It was a drastic lifestyle change for the Coffey kids - attending school for the first time, going to church every Sunday, sleeping in the same bed every night. Each adapted in a way dictated by their individual personalities. Farren, dark and impassive, excelled by flying beneath the radar screen of attention. Christian, brightly blonde and charismatic, won over his new neighbors with his charm. Nicky, shyer and slower than his older brothers, happily settled into a life that was predictable. Autumn was satisfied to be wherever her parents and her brothers were.

Coming of age while being torn from the world as you've always known it, to be thrust into a completely different life wasn't easy for the Coffey children. This is their story.

Monday, February 16, 2015

Outrage over 50 Shades of Grey




I've read several of the reviews about the movie, Fifty Shades of Grey. The most commonly expressed reaction seemed to be outrage. Feminists were outraged at what they deemed an exploitation of women. Conservatives were outraged by what they saw as prurient sexuality. One male reviewer was outraged at Anastasia for being what he considered a manipulative, gold-digging bitch. BDSM enthusiasts were outraged because they thought the film wasn't an accurate portrayal of their particular fetish. Some viewers were outraged because the movie didn't show enough graphic sex.

I read all three books in the trilogy. I thought they were fun and Christian was hot...and no, I did not suffer any feminist angst about enjoying them, even though great literature they are definitely not.

I didn't figure I'd see the movie, mostly just because I don't do movies much, but also because I thought they made a terrible mistake casting Jamie Dornan as Christian. He didn't fit my fantasy of Christian at all.

Recently though, I had someone give him kudos for being a terrific actor. "He'll convince you," this person (a male) told me. And also, I guess all those reviews make me want to decide for myself what my take is.

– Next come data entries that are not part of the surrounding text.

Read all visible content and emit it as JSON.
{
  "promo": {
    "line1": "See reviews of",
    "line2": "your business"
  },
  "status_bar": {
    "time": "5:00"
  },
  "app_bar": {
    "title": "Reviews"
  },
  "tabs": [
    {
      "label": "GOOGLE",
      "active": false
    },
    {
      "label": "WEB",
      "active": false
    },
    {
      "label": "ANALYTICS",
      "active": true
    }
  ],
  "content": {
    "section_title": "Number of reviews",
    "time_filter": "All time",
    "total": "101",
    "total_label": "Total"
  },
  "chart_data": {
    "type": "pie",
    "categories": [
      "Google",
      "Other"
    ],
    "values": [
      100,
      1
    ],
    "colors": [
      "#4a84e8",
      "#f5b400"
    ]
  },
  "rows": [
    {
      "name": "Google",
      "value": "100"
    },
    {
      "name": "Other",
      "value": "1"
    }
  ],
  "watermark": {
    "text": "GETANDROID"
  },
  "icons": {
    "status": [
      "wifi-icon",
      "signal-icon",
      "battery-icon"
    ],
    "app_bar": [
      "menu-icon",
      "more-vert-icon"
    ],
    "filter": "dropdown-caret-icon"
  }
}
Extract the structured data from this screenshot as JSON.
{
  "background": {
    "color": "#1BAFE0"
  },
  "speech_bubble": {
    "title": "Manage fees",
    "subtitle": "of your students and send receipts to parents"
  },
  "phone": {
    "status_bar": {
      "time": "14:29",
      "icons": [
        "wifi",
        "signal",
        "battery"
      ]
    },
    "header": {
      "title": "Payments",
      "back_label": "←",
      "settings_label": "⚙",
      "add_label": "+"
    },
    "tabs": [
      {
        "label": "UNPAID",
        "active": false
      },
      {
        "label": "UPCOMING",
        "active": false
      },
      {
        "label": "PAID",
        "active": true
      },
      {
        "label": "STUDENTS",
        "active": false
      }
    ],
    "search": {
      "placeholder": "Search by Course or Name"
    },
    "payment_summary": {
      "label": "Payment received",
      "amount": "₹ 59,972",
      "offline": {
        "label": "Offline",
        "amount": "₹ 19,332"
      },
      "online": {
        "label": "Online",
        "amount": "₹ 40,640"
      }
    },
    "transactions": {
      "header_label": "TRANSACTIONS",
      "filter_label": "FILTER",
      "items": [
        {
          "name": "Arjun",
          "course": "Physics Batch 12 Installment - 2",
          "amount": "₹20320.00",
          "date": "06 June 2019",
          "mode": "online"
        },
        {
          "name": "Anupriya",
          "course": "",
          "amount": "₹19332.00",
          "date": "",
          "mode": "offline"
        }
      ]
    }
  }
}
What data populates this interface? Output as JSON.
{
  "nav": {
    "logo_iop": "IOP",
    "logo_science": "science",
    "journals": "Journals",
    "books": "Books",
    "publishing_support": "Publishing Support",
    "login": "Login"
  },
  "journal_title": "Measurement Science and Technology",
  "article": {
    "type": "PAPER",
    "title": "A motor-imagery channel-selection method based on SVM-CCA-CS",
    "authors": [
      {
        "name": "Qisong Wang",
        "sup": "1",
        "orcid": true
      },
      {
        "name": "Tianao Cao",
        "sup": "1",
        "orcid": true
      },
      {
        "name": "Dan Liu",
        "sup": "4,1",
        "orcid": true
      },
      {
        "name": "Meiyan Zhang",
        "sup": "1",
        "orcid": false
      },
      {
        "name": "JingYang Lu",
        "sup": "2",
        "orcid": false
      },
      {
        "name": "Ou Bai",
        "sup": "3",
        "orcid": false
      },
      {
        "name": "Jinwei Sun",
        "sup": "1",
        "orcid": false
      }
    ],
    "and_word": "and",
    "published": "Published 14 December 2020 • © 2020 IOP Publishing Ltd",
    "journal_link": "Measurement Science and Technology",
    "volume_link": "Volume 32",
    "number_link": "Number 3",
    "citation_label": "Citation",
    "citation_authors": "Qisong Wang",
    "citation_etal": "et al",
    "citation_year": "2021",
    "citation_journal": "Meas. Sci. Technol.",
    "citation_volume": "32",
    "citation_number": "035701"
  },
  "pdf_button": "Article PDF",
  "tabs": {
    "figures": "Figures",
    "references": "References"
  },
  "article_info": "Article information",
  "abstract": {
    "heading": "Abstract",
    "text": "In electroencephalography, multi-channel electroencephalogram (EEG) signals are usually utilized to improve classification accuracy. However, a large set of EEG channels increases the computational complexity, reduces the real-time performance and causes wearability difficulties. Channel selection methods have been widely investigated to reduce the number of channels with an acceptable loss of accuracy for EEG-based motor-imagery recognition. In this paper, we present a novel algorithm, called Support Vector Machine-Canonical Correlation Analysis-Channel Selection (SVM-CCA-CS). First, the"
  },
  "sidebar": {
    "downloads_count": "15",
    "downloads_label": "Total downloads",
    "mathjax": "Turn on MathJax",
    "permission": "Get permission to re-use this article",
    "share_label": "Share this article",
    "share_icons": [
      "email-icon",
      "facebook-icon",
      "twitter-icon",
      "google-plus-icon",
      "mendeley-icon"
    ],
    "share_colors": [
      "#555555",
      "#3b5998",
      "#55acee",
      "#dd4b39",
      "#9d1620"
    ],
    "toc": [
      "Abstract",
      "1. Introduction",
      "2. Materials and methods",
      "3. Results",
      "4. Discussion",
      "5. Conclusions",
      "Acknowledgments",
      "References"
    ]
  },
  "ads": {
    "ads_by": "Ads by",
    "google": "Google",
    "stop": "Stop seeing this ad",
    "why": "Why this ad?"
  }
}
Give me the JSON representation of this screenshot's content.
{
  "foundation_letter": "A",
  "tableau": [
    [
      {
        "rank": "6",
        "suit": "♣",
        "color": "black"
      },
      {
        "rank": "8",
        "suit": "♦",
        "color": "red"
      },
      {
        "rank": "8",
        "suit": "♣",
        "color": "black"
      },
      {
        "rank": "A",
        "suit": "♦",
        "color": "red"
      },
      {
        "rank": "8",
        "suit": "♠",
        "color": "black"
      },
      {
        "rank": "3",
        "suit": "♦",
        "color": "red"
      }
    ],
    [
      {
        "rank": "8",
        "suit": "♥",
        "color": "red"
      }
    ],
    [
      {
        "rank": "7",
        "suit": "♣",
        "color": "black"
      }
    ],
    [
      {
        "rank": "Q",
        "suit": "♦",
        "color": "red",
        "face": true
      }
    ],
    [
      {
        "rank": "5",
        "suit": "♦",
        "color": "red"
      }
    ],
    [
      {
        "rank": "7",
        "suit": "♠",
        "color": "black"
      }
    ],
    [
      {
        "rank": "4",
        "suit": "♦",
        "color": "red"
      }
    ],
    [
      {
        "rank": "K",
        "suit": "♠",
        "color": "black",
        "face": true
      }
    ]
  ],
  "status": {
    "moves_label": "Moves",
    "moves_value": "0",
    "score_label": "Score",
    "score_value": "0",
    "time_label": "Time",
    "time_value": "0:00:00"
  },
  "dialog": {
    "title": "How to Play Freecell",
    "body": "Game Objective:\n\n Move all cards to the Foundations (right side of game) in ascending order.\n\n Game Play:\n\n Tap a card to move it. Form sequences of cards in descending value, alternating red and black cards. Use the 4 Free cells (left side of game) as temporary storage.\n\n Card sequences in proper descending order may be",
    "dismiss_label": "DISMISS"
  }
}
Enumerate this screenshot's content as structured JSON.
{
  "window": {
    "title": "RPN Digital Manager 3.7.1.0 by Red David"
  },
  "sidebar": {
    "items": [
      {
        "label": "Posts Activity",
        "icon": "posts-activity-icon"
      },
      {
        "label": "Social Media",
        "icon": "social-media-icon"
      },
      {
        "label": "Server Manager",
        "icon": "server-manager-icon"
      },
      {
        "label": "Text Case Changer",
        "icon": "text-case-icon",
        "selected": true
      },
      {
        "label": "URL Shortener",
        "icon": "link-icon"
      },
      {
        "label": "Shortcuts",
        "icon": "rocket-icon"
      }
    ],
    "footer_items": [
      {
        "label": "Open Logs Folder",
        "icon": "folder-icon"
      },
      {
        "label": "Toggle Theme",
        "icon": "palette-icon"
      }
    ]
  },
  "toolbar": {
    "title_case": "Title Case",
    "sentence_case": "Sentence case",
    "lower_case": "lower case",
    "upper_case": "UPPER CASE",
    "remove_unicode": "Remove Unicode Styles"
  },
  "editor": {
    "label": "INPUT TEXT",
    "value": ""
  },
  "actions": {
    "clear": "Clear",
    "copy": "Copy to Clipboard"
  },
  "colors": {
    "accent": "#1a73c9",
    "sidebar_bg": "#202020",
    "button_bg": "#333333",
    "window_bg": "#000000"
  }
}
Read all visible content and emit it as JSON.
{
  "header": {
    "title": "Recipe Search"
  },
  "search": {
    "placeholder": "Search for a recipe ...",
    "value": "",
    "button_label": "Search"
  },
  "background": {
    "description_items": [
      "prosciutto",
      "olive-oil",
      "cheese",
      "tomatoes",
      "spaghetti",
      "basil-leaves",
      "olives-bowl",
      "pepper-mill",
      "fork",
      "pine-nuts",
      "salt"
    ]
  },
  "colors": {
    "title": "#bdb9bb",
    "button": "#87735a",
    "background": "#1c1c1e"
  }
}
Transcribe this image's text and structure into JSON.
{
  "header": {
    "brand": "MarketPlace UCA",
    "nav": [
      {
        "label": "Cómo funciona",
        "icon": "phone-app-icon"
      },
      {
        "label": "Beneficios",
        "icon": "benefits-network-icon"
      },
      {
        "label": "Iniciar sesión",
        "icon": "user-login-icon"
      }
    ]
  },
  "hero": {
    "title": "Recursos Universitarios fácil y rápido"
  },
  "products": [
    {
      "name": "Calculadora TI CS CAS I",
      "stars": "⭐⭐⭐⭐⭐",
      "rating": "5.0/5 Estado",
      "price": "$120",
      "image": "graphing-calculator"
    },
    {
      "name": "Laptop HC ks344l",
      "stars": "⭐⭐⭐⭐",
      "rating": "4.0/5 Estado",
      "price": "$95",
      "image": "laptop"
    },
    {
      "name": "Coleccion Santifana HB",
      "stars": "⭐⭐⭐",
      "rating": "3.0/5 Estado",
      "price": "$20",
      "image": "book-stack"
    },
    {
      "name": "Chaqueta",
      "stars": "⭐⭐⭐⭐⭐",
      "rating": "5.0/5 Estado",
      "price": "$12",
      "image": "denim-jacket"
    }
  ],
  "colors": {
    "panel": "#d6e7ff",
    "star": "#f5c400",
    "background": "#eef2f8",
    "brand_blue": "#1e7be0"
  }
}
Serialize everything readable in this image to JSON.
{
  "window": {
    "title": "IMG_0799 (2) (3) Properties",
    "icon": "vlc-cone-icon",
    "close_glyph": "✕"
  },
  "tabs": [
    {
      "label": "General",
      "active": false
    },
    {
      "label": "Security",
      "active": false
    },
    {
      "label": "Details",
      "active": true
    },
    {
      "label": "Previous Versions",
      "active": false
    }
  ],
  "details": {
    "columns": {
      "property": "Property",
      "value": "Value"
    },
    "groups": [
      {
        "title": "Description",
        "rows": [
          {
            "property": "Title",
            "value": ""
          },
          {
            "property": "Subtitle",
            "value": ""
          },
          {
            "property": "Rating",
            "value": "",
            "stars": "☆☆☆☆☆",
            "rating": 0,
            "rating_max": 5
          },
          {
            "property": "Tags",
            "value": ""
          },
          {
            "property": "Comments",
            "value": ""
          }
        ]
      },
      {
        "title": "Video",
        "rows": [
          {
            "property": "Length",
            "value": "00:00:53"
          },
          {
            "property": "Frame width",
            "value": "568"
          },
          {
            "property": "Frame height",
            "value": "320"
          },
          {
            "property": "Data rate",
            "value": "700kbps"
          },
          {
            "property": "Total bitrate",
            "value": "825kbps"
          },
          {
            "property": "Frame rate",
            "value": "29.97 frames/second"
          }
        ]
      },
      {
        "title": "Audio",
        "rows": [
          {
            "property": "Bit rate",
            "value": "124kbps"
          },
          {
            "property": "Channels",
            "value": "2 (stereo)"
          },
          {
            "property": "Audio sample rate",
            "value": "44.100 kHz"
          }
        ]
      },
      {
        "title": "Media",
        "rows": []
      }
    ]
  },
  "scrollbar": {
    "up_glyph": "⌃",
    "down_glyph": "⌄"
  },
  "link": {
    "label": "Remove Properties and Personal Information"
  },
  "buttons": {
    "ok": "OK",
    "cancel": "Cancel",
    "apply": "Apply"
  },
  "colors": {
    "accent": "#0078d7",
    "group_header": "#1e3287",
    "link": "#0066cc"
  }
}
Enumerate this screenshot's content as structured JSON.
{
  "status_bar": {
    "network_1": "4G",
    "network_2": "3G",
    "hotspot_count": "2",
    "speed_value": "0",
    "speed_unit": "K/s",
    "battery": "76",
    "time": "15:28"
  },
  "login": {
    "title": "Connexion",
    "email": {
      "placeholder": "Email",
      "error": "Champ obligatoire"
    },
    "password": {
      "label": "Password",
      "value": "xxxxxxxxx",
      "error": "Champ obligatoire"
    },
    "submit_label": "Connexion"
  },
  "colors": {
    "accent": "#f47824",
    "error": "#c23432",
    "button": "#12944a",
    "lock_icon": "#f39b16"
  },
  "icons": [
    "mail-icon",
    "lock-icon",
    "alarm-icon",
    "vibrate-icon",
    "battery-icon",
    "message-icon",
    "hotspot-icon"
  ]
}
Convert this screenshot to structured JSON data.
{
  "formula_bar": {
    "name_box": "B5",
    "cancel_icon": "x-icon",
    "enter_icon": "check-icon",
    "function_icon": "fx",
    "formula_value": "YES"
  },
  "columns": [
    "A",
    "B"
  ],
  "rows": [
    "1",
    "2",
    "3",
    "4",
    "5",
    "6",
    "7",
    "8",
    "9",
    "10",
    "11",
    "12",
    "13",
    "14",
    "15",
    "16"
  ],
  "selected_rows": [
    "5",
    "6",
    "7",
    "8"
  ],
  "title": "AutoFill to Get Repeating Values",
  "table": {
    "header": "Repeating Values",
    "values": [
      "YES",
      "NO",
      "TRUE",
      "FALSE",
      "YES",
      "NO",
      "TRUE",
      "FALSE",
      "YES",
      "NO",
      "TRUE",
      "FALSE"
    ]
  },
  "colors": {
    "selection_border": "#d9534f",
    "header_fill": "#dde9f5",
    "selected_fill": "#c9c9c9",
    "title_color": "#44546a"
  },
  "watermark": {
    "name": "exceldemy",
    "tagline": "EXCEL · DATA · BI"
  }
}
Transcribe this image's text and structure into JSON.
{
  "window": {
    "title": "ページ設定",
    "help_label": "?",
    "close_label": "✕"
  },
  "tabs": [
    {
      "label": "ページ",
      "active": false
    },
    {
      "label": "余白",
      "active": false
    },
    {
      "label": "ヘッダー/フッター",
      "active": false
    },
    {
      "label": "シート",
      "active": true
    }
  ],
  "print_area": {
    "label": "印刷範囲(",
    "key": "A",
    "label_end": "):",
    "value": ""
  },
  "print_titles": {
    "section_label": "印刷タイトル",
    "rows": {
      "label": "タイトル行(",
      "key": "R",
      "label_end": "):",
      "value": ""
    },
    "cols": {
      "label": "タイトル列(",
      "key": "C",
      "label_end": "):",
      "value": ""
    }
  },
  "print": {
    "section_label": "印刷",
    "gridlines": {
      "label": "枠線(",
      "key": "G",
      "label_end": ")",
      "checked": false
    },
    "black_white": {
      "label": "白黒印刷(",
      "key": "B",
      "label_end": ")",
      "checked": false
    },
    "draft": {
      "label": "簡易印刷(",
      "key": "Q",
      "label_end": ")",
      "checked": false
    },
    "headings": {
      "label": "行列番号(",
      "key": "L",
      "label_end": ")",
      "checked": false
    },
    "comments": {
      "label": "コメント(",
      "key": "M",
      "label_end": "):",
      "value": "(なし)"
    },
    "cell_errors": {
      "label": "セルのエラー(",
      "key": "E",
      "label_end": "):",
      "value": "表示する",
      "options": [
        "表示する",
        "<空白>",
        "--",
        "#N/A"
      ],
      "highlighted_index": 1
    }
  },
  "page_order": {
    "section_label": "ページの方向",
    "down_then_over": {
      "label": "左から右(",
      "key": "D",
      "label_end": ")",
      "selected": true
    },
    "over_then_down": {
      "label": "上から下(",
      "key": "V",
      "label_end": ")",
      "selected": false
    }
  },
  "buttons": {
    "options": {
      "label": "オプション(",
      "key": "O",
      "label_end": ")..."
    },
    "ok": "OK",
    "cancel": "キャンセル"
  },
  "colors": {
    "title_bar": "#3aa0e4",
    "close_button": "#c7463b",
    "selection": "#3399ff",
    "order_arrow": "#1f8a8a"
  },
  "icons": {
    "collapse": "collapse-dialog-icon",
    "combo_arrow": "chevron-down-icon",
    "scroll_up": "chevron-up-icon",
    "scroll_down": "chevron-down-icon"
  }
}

As to all the larger questions brought up by the critics, we might want to ask, not just about Christian, but why so many of our favorite characters are less than lily-white heroes. What was the other movie that recently came out and set box office records? Oh, yeah. American Sniper, for God's sake. I'm good with Chris Kyle....some of my best fictional friends are snipers but it is telling that the movie isn't about American Missionary or American Teacher or American Doctor.

Look at so many of the best-selling books. Their main characters are assassins (Jack Reacher, phone home!) or spies or rogue cops. Of course, we are always thrown the bone of patriotism or revenge or defense of friends and/or family as the justification, but still, these are all men can kill without remorse.

And look at some of the television we love. Tony Soprano - the guys on Breaking Bad - Jack on 24, to whom torture is just doing what you gotta' do - to mention a few. Confession: I rarely watch television and haven't seen any of these but I have heard about them. I'm sure there are more.

So, I'll stick up for both the 50 Shades books and for the movie and say, lighten up, people. They are fiction. Writers have the right to write anything they want. It doesn't mean they are pro whatever that is. Writers who write about serial killers aren't pro serial killing. Producers have the right to produce whatever they want. And readers and viewers should have the right to read or watch whatever they want....without having to listen to lectures or being talked down to.